++++ Records for processing ++++

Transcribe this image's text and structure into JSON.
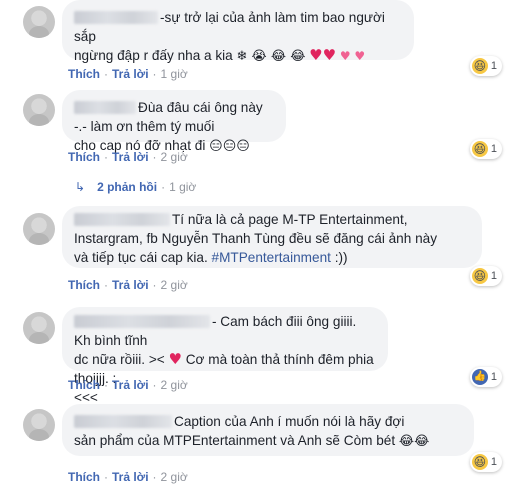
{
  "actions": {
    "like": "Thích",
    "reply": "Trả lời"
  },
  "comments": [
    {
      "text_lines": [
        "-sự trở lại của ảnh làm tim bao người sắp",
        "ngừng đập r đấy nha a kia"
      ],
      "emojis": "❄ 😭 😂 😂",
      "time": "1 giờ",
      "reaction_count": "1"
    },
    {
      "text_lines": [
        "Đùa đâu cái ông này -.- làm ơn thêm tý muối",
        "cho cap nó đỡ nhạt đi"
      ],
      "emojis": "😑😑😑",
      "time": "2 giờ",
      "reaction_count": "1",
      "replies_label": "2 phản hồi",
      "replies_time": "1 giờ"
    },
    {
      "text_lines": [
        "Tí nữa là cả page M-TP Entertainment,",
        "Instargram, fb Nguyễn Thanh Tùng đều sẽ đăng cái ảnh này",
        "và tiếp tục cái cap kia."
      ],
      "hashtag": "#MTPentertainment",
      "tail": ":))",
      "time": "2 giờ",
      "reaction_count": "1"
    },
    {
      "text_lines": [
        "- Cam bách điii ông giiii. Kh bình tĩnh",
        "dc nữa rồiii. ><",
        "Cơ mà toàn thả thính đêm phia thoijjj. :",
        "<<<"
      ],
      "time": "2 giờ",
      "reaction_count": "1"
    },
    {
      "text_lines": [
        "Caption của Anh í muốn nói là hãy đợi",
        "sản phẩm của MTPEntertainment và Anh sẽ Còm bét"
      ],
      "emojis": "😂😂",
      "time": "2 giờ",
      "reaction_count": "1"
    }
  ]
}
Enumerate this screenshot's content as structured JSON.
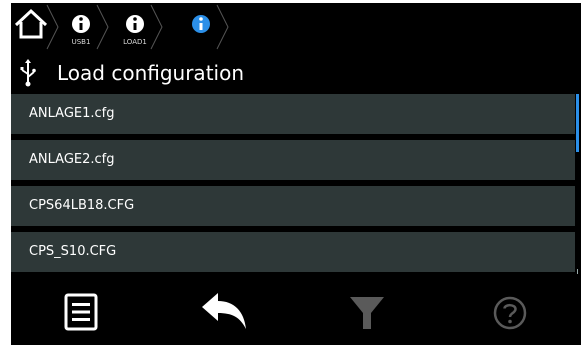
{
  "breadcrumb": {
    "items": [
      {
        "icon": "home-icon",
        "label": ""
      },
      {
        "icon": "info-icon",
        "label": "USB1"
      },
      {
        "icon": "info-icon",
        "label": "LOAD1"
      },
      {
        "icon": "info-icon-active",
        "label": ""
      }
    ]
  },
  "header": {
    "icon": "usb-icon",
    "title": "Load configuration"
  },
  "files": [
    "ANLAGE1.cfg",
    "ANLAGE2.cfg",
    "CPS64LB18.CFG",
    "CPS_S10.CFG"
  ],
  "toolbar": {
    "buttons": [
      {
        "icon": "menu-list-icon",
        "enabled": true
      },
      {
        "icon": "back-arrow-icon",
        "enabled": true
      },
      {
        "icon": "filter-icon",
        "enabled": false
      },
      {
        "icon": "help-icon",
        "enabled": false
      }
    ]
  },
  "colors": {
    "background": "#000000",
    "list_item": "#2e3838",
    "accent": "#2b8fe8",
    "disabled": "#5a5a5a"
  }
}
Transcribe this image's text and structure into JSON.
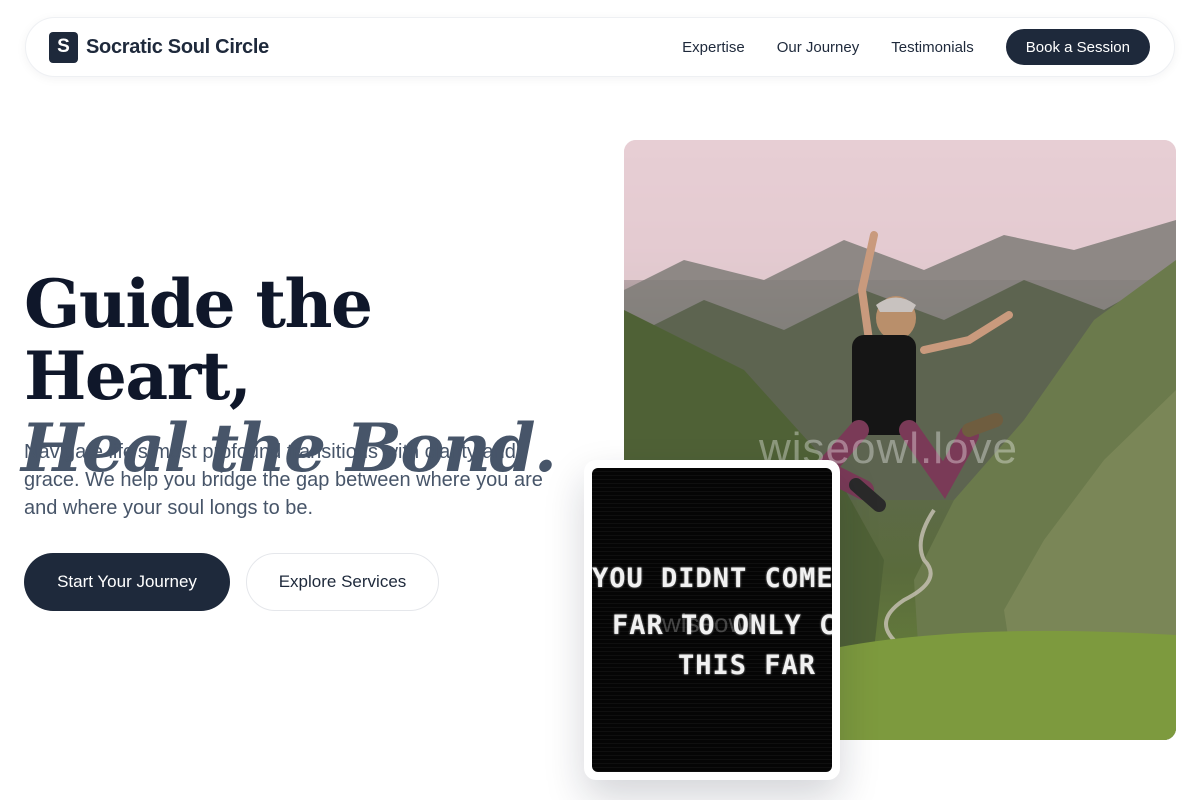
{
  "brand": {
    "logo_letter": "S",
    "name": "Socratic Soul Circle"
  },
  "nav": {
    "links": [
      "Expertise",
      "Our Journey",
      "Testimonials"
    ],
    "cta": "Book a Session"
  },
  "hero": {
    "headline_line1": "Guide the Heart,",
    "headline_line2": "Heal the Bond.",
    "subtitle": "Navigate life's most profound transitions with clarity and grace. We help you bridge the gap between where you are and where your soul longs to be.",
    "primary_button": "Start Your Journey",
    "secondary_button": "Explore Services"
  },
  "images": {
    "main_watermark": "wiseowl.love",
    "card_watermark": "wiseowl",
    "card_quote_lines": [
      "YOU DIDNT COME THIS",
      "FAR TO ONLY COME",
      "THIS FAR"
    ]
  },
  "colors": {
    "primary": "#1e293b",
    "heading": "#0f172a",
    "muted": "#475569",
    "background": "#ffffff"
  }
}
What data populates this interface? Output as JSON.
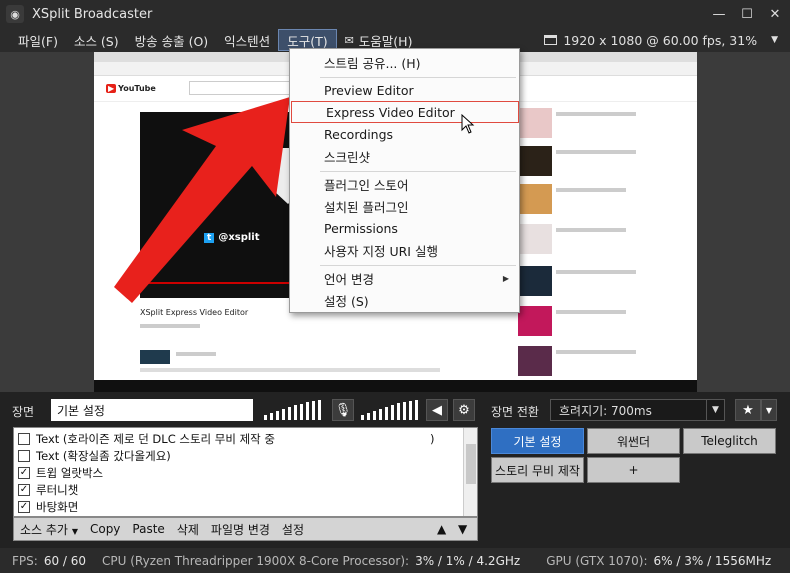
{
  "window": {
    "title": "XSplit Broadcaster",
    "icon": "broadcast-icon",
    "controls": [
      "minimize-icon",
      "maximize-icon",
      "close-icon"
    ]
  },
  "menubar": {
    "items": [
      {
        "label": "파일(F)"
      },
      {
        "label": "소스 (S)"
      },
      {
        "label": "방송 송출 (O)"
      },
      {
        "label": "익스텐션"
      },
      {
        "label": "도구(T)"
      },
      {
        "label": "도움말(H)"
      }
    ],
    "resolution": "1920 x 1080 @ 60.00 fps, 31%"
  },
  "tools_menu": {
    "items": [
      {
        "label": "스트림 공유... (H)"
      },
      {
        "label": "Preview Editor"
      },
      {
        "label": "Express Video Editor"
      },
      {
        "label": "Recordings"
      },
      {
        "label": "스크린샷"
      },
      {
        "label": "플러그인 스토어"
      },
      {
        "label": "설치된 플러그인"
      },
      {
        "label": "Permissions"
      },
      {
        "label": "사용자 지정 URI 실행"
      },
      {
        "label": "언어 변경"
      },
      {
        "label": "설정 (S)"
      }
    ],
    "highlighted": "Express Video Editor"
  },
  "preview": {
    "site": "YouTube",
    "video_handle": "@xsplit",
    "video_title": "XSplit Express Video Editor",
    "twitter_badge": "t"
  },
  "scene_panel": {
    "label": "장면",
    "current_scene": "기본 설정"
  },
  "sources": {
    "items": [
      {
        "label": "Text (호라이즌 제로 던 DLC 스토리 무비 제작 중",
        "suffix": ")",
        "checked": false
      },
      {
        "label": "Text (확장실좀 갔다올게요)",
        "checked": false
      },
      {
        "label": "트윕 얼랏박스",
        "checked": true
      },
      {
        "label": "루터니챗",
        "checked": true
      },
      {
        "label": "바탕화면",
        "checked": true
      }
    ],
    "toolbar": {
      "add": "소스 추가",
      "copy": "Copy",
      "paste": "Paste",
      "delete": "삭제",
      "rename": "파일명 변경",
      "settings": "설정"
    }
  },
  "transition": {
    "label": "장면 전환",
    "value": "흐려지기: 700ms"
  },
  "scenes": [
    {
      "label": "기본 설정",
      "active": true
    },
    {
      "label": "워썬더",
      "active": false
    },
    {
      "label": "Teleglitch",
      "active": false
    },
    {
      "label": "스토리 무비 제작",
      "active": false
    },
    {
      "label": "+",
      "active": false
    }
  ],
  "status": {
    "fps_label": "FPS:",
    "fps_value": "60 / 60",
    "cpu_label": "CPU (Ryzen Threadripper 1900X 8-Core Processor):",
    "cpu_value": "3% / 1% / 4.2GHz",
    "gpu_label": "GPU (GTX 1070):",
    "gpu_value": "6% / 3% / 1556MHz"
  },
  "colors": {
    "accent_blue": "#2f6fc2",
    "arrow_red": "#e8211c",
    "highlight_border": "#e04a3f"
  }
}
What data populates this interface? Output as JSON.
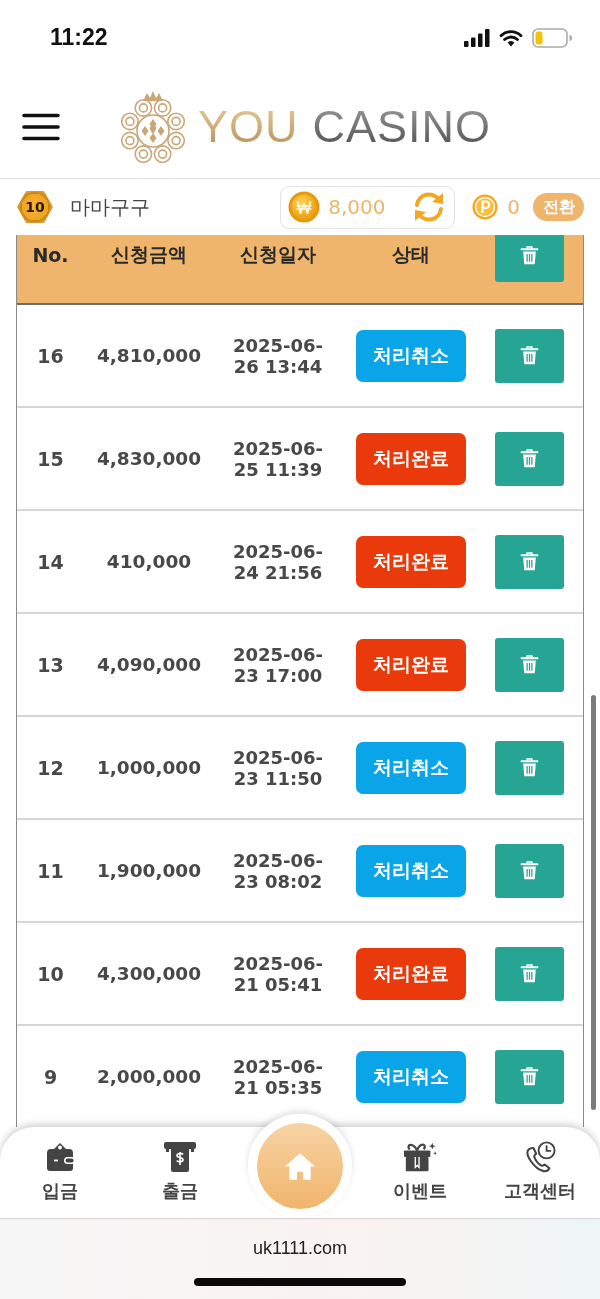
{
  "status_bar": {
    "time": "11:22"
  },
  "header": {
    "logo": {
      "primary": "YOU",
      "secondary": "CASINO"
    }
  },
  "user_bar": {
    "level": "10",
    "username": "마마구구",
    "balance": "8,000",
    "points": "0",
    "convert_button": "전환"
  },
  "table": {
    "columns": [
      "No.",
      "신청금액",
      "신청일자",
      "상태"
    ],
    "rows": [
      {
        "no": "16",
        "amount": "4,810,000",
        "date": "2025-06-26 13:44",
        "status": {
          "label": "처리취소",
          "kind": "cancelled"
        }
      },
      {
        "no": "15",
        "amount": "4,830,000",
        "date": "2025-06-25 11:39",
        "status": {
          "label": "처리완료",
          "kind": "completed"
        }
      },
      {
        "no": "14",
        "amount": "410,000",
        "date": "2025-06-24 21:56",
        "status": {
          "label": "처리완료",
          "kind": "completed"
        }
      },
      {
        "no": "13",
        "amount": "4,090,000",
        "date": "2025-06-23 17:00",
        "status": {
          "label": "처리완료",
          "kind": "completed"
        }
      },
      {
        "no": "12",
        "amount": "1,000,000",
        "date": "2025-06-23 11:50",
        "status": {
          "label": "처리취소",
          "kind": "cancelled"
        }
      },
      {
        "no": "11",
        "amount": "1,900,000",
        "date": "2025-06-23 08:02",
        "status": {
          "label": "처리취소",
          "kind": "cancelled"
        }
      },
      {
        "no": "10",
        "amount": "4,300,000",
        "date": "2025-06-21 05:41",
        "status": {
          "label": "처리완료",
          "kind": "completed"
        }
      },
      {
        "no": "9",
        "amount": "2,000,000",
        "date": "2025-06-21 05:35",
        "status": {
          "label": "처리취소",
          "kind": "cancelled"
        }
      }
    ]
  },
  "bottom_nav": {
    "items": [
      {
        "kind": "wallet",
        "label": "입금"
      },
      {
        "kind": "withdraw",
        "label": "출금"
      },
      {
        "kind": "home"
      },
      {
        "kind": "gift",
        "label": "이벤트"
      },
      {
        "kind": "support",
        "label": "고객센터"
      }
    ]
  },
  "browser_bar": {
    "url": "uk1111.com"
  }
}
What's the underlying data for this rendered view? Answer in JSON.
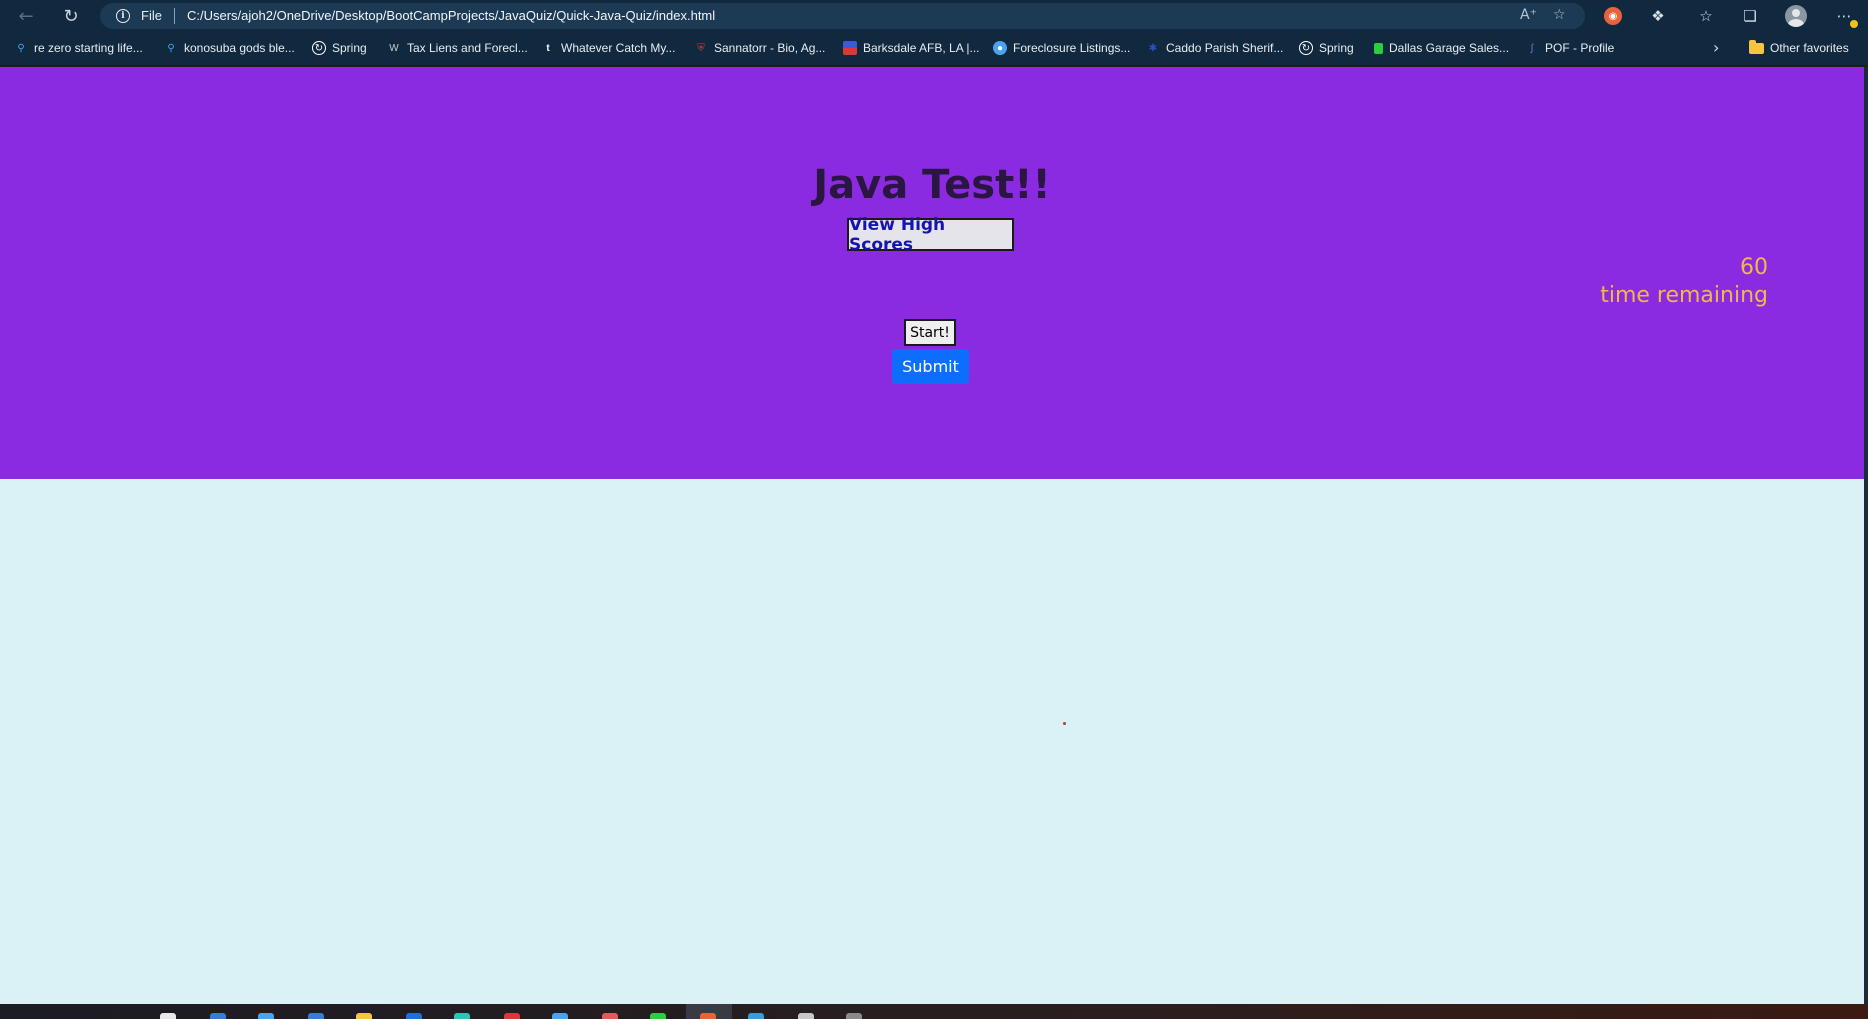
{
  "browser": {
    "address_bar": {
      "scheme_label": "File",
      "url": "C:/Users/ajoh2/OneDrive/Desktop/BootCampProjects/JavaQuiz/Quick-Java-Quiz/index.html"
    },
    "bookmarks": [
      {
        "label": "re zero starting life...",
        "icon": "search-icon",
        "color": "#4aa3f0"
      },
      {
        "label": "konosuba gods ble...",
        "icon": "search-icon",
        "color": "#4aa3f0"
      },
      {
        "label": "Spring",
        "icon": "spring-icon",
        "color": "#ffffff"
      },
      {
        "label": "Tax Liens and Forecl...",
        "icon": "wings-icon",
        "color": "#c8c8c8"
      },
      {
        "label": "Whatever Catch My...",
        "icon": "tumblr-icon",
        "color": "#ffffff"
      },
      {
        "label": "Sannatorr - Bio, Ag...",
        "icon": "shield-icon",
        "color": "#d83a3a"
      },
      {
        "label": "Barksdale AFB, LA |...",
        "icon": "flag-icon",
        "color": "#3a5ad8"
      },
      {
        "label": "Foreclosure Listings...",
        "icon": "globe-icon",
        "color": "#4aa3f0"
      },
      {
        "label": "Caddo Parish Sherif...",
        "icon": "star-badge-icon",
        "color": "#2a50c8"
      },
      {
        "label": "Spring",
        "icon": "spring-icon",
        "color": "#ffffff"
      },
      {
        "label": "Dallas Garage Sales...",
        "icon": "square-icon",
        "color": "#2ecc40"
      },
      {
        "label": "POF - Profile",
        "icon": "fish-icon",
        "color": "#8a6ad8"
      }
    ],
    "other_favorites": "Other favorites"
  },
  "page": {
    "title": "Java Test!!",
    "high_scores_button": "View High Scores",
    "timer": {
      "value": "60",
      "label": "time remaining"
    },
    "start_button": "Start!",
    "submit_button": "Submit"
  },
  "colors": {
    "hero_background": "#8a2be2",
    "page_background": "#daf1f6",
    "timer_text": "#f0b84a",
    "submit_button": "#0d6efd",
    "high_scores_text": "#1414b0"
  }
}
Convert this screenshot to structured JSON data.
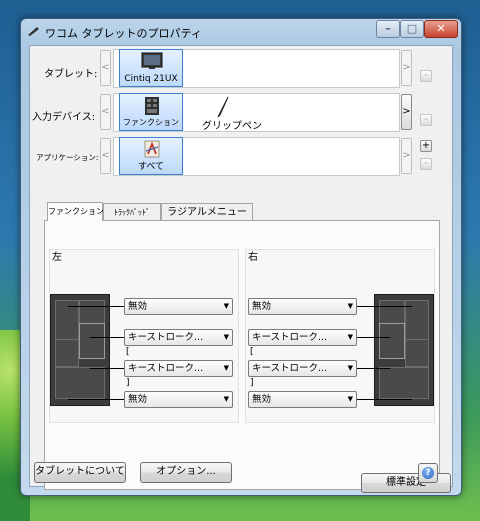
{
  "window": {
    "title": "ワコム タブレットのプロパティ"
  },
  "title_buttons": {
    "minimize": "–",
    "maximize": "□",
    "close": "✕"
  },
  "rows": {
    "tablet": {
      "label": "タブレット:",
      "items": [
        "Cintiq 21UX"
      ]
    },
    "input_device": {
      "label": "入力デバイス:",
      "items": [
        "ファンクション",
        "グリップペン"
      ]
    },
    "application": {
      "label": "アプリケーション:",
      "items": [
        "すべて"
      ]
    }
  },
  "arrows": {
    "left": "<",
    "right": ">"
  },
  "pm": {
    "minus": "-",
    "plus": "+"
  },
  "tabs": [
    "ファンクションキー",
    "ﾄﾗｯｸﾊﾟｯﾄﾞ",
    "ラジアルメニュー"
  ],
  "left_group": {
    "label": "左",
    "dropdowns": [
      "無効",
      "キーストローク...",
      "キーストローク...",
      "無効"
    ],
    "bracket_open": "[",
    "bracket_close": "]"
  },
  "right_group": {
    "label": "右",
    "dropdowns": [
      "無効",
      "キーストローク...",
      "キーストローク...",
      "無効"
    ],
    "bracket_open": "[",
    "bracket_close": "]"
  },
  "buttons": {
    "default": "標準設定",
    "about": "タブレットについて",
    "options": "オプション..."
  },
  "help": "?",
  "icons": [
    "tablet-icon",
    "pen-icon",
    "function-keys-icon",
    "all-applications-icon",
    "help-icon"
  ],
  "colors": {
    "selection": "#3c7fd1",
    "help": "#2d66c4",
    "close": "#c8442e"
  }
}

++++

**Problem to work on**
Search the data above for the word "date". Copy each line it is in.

**Solution to this problem**
        "date": "2025-06-26 13:44",
        "date": "2025-06-25 11:39",
        "date": "2025-06-24 21:56",
        "date": "2025-06-23 17:00",
        "date": "2025-06-23 11:50",
        "date": "2025-06-23 08:02",
        "date": "2025-06-21 05:41",
        "date": "2025-06-21 05:35",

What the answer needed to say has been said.